- **What is expected**
Exact repetition is required: reproduce every line of the data.

[Page and application data records]
---
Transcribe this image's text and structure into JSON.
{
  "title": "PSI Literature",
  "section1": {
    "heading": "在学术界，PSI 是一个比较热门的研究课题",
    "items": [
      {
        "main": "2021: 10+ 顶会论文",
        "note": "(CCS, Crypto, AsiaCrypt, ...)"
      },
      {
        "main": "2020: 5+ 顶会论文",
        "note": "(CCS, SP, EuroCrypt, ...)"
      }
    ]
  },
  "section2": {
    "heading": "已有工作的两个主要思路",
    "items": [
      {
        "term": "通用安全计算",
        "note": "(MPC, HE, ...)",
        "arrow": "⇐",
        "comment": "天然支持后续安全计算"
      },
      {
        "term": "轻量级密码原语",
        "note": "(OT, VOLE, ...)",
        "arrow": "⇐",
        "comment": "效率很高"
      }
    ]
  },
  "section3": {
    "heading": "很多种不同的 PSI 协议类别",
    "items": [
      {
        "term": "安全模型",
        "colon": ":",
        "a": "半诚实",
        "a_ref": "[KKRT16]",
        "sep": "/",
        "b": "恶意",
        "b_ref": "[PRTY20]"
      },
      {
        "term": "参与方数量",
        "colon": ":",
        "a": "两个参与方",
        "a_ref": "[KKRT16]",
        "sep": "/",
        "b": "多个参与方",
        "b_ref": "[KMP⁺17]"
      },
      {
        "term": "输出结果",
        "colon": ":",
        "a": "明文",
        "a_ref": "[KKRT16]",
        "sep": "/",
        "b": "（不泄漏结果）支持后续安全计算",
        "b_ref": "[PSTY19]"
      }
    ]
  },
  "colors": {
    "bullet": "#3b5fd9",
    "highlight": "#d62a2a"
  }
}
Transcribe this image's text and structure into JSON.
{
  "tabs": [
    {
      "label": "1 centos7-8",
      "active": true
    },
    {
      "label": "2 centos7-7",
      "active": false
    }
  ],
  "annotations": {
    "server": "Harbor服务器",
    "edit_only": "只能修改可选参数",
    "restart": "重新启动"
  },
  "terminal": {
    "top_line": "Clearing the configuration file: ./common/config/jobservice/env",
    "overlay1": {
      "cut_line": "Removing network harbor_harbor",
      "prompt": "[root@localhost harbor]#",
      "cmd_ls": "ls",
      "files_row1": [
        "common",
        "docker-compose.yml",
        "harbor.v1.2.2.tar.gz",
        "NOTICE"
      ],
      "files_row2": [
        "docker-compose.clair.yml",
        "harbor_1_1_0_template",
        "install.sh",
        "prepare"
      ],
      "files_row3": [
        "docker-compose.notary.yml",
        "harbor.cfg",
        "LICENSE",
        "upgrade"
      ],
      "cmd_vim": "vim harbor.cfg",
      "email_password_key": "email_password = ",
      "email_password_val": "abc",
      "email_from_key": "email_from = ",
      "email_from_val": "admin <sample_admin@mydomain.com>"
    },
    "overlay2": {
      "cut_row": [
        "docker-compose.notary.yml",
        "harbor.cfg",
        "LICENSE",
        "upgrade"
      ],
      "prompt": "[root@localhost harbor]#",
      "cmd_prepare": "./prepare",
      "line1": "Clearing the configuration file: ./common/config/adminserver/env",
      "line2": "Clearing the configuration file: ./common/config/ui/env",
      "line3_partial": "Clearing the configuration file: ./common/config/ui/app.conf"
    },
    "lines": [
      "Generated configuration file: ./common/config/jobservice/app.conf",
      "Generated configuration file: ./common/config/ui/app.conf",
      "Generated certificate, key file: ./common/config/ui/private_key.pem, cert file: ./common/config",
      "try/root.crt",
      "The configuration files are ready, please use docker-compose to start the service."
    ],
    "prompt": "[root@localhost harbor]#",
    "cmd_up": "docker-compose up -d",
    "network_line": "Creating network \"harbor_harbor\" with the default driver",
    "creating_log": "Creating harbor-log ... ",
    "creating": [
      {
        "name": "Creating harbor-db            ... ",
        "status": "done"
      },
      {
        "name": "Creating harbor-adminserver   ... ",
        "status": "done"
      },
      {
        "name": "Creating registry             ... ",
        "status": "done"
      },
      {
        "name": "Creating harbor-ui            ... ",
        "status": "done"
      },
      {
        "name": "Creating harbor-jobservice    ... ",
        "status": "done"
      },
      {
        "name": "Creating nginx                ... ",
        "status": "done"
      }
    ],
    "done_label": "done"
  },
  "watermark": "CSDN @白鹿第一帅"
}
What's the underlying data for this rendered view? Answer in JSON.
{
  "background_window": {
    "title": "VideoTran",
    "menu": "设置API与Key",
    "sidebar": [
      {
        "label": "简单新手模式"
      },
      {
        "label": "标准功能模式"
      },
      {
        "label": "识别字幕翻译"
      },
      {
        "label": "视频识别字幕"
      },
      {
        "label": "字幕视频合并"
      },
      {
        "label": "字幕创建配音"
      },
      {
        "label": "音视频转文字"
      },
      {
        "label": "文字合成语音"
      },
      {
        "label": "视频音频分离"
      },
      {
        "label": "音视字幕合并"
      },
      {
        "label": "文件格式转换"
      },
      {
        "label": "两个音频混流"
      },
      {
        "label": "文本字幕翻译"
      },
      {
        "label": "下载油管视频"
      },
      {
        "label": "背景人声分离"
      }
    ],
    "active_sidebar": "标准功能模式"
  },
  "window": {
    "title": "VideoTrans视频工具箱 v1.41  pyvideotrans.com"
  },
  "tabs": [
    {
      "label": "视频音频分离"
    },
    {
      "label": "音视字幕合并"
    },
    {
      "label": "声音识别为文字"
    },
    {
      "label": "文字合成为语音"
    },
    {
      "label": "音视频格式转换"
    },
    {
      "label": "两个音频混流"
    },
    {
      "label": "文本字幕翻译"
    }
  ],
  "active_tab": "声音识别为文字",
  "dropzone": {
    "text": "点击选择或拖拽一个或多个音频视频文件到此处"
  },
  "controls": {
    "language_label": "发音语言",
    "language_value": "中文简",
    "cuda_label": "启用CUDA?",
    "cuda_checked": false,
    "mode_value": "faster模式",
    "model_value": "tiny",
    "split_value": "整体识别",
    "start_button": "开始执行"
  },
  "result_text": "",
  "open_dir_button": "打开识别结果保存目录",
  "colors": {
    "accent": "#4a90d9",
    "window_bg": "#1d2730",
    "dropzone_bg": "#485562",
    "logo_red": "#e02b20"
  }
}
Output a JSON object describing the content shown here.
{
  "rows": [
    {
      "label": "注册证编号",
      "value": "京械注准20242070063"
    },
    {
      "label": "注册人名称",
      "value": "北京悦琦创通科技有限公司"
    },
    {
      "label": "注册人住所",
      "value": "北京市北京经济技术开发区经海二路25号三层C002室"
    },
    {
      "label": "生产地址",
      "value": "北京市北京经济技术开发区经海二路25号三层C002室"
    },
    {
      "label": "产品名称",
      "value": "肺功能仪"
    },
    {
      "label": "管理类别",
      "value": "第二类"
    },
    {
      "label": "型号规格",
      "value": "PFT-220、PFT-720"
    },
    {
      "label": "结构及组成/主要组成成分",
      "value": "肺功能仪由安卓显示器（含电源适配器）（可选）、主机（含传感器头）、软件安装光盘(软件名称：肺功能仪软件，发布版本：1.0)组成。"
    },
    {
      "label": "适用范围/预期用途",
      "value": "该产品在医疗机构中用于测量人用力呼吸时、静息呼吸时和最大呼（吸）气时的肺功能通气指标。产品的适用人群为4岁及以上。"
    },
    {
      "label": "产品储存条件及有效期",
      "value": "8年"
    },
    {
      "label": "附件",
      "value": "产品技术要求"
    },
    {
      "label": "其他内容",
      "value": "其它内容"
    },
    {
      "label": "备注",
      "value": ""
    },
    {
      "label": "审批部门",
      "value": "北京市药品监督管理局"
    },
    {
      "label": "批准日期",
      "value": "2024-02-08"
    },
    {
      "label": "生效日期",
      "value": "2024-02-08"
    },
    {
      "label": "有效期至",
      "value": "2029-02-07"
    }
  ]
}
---
- **The completed task**
Transcribe this image's text and structure into JSON.
{
  "title": "PSI Literature",
  "section1": {
    "heading": "在学术界，PSI 是一个比较热门的研究课题",
    "items": [
      {
        "main": "2021: 10+ 顶会论文",
        "note": "(CCS, Crypto, AsiaCrypt, ...)"
      },
      {
        "main": "2020: 5+ 顶会论文",
        "note": "(CCS, SP, EuroCrypt, ...)"
      }
    ]
  },
  "section2": {
    "heading": "已有工作的两个主要思路",
    "items": [
      {
        "term": "通用安全计算",
        "note": "(MPC, HE, ...)",
        "arrow": "⇐",
        "comment": "天然支持后续安全计算"
      },
      {
        "term": "轻量级密码原语",
        "note": "(OT, VOLE, ...)",
        "arrow": "⇐",
        "comment": "效率很高"
      }
    ]
  },
  "section3": {
    "heading": "很多种不同的 PSI 协议类别",
    "items": [
      {
        "term": "安全模型",
        "colon": ":",
        "a": "半诚实",
        "a_ref": "[KKRT16]",
        "sep": "/",
        "b": "恶意",
        "b_ref": "[PRTY20]"
      },
      {
        "term": "参与方数量",
        "colon": ":",
        "a": "两个参与方",
        "a_ref": "[KKRT16]",
        "sep": "/",
        "b": "多个参与方",
        "b_ref": "[KMP⁺17]"
      },
      {
        "term": "输出结果",
        "colon": ":",
        "a": "明文",
        "a_ref": "[KKRT16]",
        "sep": "/",
        "b": "（不泄漏结果）支持后续安全计算",
        "b_ref": "[PSTY19]"
      }
    ]
  },
  "colors": {
    "bullet": "#3b5fd9",
    "highlight": "#d62a2a"
  }
}
Transcribe this image's text and structure into JSON.
{
  "tabs": [
    {
      "label": "1 centos7-8",
      "active": true
    },
    {
      "label": "2 centos7-7",
      "active": false
    }
  ],
  "annotations": {
    "server": "Harbor服务器",
    "edit_only": "只能修改可选参数",
    "restart": "重新启动"
  },
  "terminal": {
    "top_line": "Clearing the configuration file: ./common/config/jobservice/env",
    "overlay1": {
      "cut_line": "Removing network harbor_harbor",
      "prompt": "[root@localhost harbor]#",
      "cmd_ls": "ls",
      "files_row1": [
        "common",
        "docker-compose.yml",
        "harbor.v1.2.2.tar.gz",
        "NOTICE"
      ],
      "files_row2": [
        "docker-compose.clair.yml",
        "harbor_1_1_0_template",
        "install.sh",
        "prepare"
      ],
      "files_row3": [
        "docker-compose.notary.yml",
        "harbor.cfg",
        "LICENSE",
        "upgrade"
      ],
      "cmd_vim": "vim harbor.cfg",
      "email_password_key": "email_password = ",
      "email_password_val": "abc",
      "email_from_key": "email_from = ",
      "email_from_val": "admin <sample_admin@mydomain.com>"
    },
    "overlay2": {
      "cut_row": [
        "docker-compose.notary.yml",
        "harbor.cfg",
        "LICENSE",
        "upgrade"
      ],
      "prompt": "[root@localhost harbor]#",
      "cmd_prepare": "./prepare",
      "line1": "Clearing the configuration file: ./common/config/adminserver/env",
      "line2": "Clearing the configuration file: ./common/config/ui/env",
      "line3_partial": "Clearing the configuration file: ./common/config/ui/app.conf"
    },
    "lines": [
      "Generated configuration file: ./common/config/jobservice/app.conf",
      "Generated configuration file: ./common/config/ui/app.conf",
      "Generated certificate, key file: ./common/config/ui/private_key.pem, cert file: ./common/config",
      "try/root.crt",
      "The configuration files are ready, please use docker-compose to start the service."
    ],
    "prompt": "[root@localhost harbor]#",
    "cmd_up": "docker-compose up -d",
    "network_line": "Creating network \"harbor_harbor\" with the default driver",
    "creating_log": "Creating harbor-log ... ",
    "creating": [
      {
        "name": "Creating harbor-db            ... ",
        "status": "done"
      },
      {
        "name": "Creating harbor-adminserver   ... ",
        "status": "done"
      },
      {
        "name": "Creating registry             ... ",
        "status": "done"
      },
      {
        "name": "Creating harbor-ui            ... ",
        "status": "done"
      },
      {
        "name": "Creating harbor-jobservice    ... ",
        "status": "done"
      },
      {
        "name": "Creating nginx                ... ",
        "status": "done"
      }
    ],
    "done_label": "done"
  },
  "watermark": "CSDN @白鹿第一帅"
}
What's the underlying data for this rendered view? Answer in JSON.
{
  "background_window": {
    "title": "VideoTran",
    "menu": "设置API与Key",
    "sidebar": [
      {
        "label": "简单新手模式"
      },
      {
        "label": "标准功能模式"
      },
      {
        "label": "识别字幕翻译"
      },
      {
        "label": "视频识别字幕"
      },
      {
        "label": "字幕视频合并"
      },
      {
        "label": "字幕创建配音"
      },
      {
        "label": "音视频转文字"
      },
      {
        "label": "文字合成语音"
      },
      {
        "label": "视频音频分离"
      },
      {
        "label": "音视字幕合并"
      },
      {
        "label": "文件格式转换"
      },
      {
        "label": "两个音频混流"
      },
      {
        "label": "文本字幕翻译"
      },
      {
        "label": "下载油管视频"
      },
      {
        "label": "背景人声分离"
      }
    ],
    "active_sidebar": "标准功能模式"
  },
  "window": {
    "title": "VideoTrans视频工具箱 v1.41  pyvideotrans.com"
  },
  "tabs": [
    {
      "label": "视频音频分离"
    },
    {
      "label": "音视字幕合并"
    },
    {
      "label": "声音识别为文字"
    },
    {
      "label": "文字合成为语音"
    },
    {
      "label": "音视频格式转换"
    },
    {
      "label": "两个音频混流"
    },
    {
      "label": "文本字幕翻译"
    }
  ],
  "active_tab": "声音识别为文字",
  "dropzone": {
    "text": "点击选择或拖拽一个或多个音频视频文件到此处"
  },
  "controls": {
    "language_label": "发音语言",
    "language_value": "中文简",
    "cuda_label": "启用CUDA?",
    "cuda_checked": false,
    "mode_value": "faster模式",
    "model_value": "tiny",
    "split_value": "整体识别",
    "start_button": "开始执行"
  },
  "result_text": "",
  "open_dir_button": "打开识别结果保存目录",
  "colors": {
    "accent": "#4a90d9",
    "window_bg": "#1d2730",
    "dropzone_bg": "#485562",
    "logo_red": "#e02b20"
  }
}
Output a JSON object describing the content shown here.
{
  "rows": [
    {
      "label": "注册证编号",
      "value": "京械注准20242070063"
    },
    {
      "label": "注册人名称",
      "value": "北京悦琦创通科技有限公司"
    },
    {
      "label": "注册人住所",
      "value": "北京市北京经济技术开发区经海二路25号三层C002室"
    },
    {
      "label": "生产地址",
      "value": "北京市北京经济技术开发区经海二路25号三层C002室"
    },
    {
      "label": "产品名称",
      "value": "肺功能仪"
    },
    {
      "label": "管理类别",
      "value": "第二类"
    },
    {
      "label": "型号规格",
      "value": "PFT-220、PFT-720"
    },
    {
      "label": "结构及组成/主要组成成分",
      "value": "肺功能仪由安卓显示器（含电源适配器）（可选）、主机（含传感器头）、软件安装光盘(软件名称：肺功能仪软件，发布版本：1.0)组成。"
    },
    {
      "label": "适用范围/预期用途",
      "value": "该产品在医疗机构中用于测量人用力呼吸时、静息呼吸时和最大呼（吸）气时的肺功能通气指标。产品的适用人群为4岁及以上。"
    },
    {
      "label": "产品储存条件及有效期",
      "value": "8年"
    },
    {
      "label": "附件",
      "value": "产品技术要求"
    },
    {
      "label": "其他内容",
      "value": "其它内容"
    },
    {
      "label": "备注",
      "value": ""
    },
    {
      "label": "审批部门",
      "value": "北京市药品监督管理局"
    },
    {
      "label": "批准日期",
      "value": "2024-02-08"
    },
    {
      "label": "生效日期",
      "value": "2024-02-08"
    },
    {
      "label": "有效期至",
      "value": "2029-02-07"
    }
  ]
}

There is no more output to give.